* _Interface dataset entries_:
• • • • • • •
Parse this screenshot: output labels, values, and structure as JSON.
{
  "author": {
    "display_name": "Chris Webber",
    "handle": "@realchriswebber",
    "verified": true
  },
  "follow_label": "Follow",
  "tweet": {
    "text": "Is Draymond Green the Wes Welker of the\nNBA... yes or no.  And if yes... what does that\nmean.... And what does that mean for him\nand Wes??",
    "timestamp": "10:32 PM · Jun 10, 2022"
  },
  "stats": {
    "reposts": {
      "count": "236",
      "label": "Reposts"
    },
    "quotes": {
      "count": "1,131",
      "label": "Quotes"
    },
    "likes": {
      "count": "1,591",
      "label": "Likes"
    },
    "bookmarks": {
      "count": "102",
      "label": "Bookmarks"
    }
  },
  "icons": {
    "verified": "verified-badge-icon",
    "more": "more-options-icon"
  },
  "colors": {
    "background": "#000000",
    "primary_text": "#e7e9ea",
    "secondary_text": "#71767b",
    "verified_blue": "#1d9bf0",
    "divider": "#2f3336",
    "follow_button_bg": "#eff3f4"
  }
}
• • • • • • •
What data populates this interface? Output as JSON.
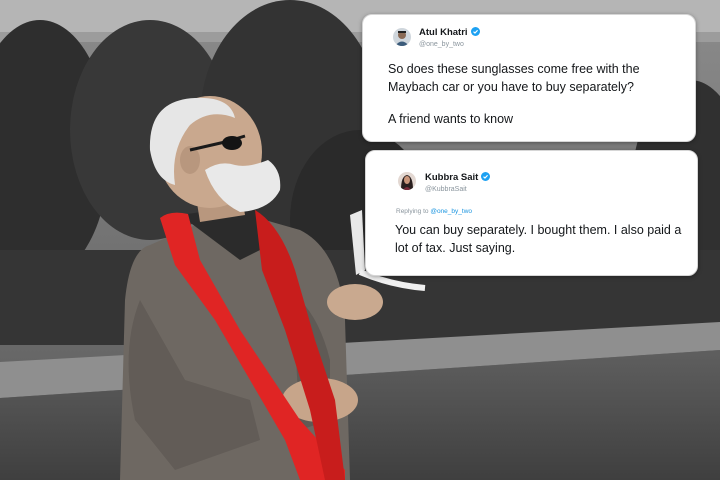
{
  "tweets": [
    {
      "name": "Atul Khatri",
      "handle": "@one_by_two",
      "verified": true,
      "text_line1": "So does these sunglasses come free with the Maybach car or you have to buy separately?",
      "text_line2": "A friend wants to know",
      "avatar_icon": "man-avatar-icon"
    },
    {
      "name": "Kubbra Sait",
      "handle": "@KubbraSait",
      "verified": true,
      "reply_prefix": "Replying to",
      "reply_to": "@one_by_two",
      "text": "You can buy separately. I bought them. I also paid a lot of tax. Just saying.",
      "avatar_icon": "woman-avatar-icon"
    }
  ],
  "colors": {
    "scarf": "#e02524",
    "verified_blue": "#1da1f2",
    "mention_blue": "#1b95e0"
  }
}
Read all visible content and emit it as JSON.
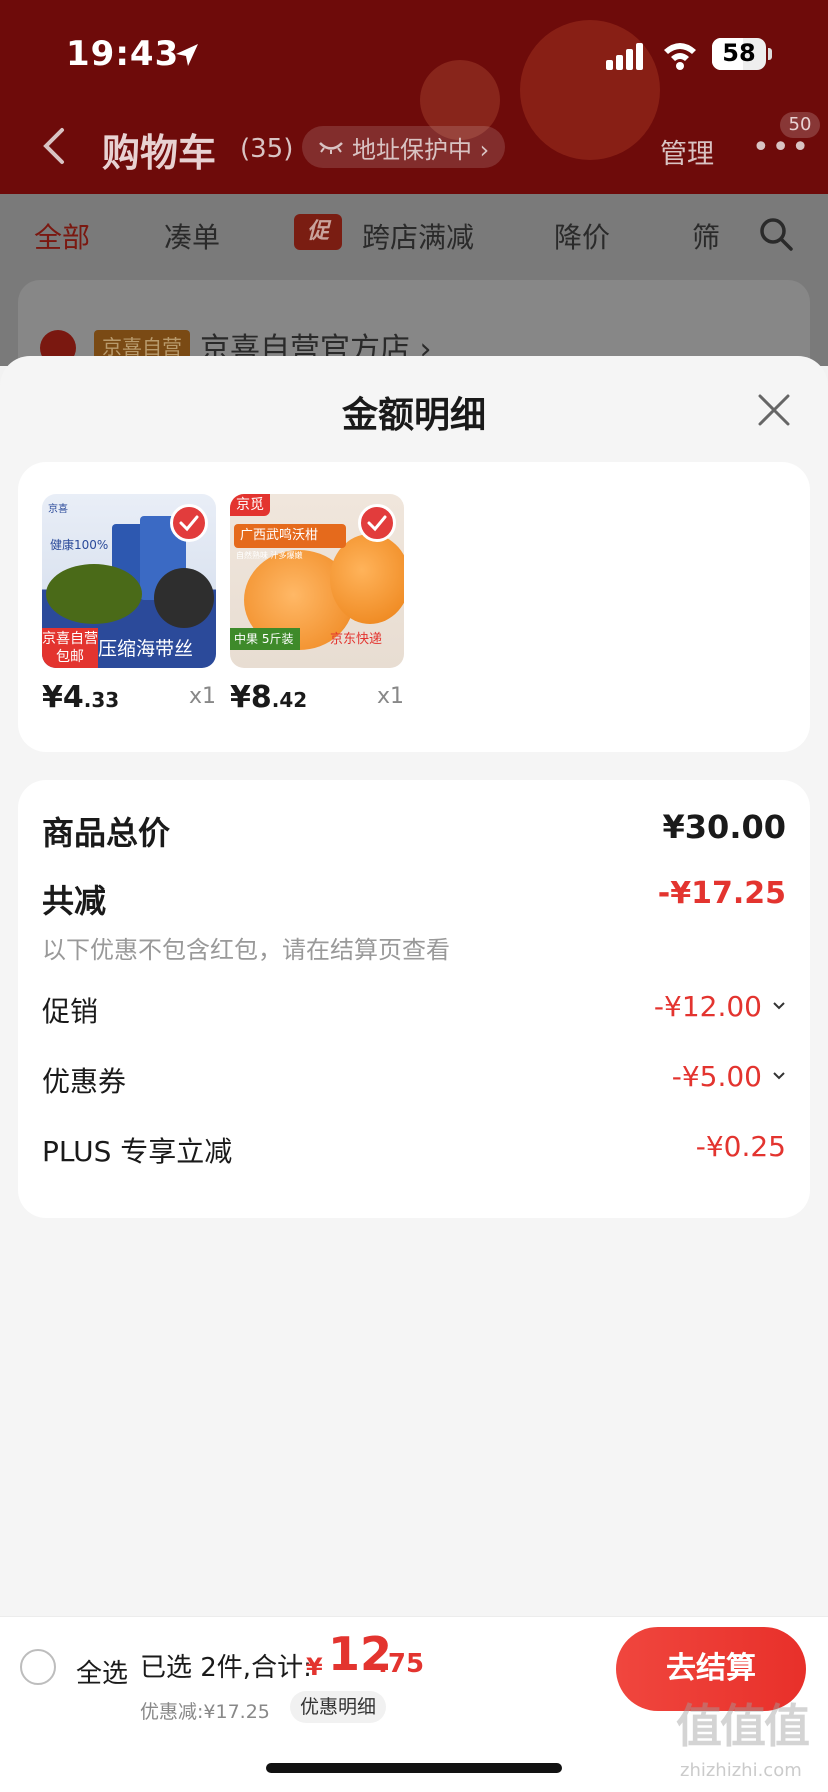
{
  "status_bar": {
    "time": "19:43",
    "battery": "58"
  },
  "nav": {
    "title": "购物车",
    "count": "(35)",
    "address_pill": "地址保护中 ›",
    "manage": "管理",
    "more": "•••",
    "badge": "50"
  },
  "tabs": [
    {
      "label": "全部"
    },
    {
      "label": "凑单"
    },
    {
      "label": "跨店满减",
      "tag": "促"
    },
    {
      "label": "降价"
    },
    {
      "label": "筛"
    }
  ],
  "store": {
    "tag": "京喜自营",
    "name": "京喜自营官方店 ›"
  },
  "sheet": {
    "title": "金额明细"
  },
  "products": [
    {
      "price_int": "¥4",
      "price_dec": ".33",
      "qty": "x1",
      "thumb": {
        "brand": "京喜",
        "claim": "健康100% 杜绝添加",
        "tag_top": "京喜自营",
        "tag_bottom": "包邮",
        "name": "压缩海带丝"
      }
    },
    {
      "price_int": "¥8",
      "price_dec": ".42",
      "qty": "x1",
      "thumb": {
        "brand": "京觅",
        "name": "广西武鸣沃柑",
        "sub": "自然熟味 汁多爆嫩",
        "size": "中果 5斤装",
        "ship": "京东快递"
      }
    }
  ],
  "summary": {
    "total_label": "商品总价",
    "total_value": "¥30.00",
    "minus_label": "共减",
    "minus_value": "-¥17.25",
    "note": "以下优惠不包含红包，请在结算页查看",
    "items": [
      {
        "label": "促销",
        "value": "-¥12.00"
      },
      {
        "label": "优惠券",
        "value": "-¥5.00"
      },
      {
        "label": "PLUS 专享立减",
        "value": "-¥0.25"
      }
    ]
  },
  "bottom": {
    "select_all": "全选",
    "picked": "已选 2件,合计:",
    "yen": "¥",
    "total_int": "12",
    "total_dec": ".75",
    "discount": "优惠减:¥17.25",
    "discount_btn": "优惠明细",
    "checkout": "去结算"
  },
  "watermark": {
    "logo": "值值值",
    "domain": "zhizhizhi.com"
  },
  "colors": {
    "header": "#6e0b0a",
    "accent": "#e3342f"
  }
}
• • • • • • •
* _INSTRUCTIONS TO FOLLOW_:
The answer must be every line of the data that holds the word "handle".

* _SOLVED EXERCISE_:
    "handle": "@realchriswebber",
      "handle": "@one_by_two",
      "handle": "@KubbraSait",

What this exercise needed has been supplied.